Throughout the material, count the lines with the word "list" in them, and answer with only the figure.

*** Opening Excerpted records ***

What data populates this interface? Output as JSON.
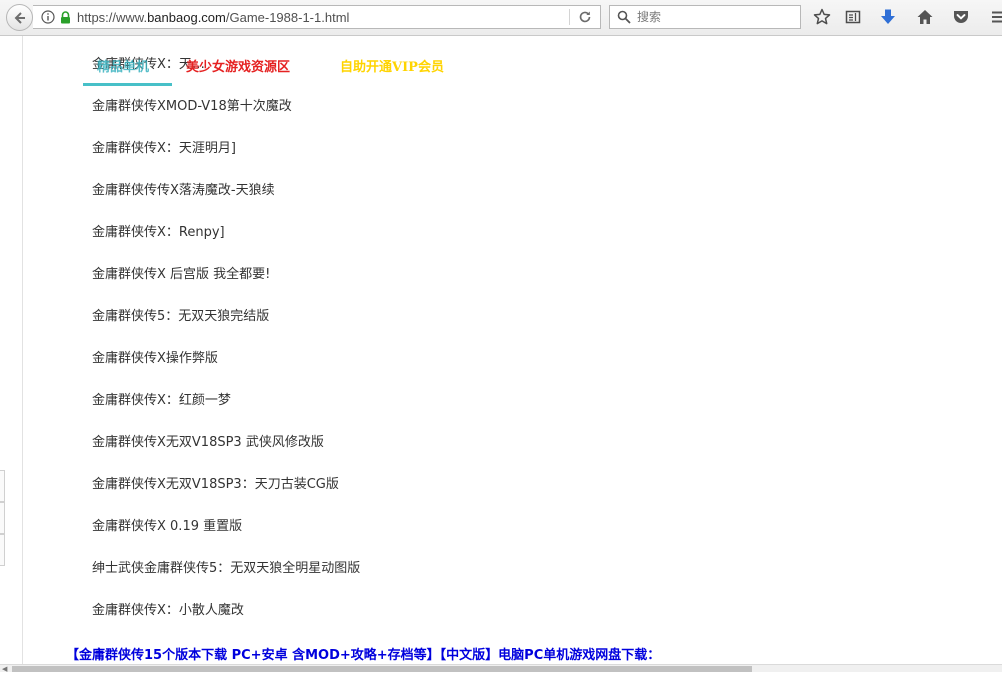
{
  "browser": {
    "url_prefix": "https://www.",
    "url_host": "banbaog.com",
    "url_path": "/Game-1988-1-1.html",
    "search_placeholder": "搜索"
  },
  "icons": {
    "back": "back-arrow-icon",
    "info": "info-icon",
    "lock": "lock-icon",
    "reload": "reload-icon",
    "search": "search-icon",
    "bookmark": "star-icon",
    "reading_list": "reading-list-icon",
    "downloads": "download-arrow-icon",
    "home": "home-icon",
    "pocket": "pocket-icon",
    "menu": "hamburger-menu-icon"
  },
  "colors": {
    "download_accent": "#2f6fd6",
    "nav_active": "#47c0c8",
    "nav_red": "#e52222",
    "nav_yellow": "#ffd400",
    "link_blue": "#0000dd"
  },
  "nav": {
    "active_tab": "精品单机",
    "link_girl": "美少女游戏资源区",
    "link_vip": "自助开通VIP会员"
  },
  "list": [
    "金庸群侠传X：天…",
    "金庸群侠传XMOD-V18第十次魔改",
    "金庸群侠传X：天涯明月]",
    "金庸群侠传传X落涛魔改-天狼续",
    "金庸群侠传X：Renpy]",
    "金庸群侠传X 后宫版 我全都要!",
    "金庸群侠传5：无双天狼完结版",
    "金庸群侠传X操作弊版",
    "金庸群侠传X：红颜一梦",
    "金庸群侠传X无双V18SP3 武侠风修改版",
    "金庸群侠传X无双V18SP3：天刀古装CG版",
    "金庸群侠传X 0.19 重置版",
    "绅士武侠金庸群侠传5：无双天狼全明星动图版",
    "金庸群侠传X：小散人魔改"
  ],
  "bottom_link": "【金庸群侠传15个版本下载 PC+安卓 含MOD+攻略+存档等】【中文版】电脑PC单机游戏网盘下载："
}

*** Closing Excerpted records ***

-- Final answer --
2